══ SOURCE INFORMATION ══
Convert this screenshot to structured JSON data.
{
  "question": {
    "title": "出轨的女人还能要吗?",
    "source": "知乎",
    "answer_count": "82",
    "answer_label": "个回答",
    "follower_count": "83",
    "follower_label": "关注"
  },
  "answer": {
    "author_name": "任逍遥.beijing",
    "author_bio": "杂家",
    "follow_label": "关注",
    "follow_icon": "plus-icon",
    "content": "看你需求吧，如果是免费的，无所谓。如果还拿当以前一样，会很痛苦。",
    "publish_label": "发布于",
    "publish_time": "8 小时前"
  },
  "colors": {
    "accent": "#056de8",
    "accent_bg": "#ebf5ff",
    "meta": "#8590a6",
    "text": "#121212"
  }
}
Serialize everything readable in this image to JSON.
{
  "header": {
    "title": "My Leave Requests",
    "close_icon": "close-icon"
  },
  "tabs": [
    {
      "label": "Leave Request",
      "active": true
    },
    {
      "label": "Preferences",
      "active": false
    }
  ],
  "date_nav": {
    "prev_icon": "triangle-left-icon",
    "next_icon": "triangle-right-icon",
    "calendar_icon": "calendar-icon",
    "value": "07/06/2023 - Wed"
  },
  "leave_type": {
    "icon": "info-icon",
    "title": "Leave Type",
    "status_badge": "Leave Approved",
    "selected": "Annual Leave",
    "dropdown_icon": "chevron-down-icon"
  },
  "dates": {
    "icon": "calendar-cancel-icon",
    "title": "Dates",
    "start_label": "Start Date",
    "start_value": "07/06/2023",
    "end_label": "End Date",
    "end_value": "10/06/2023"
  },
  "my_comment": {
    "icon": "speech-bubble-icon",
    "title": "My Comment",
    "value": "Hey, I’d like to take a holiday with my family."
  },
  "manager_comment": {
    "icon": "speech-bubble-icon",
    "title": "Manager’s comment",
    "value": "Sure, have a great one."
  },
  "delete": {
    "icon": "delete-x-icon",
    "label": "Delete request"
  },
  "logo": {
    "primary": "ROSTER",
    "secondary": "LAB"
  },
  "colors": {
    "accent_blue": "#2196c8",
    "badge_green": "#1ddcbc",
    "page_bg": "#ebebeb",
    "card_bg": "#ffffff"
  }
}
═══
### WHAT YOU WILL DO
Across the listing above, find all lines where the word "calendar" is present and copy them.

### WRITTEN ANSWER
    "calendar_icon": "calendar-icon",
    "icon": "calendar-cancel-icon",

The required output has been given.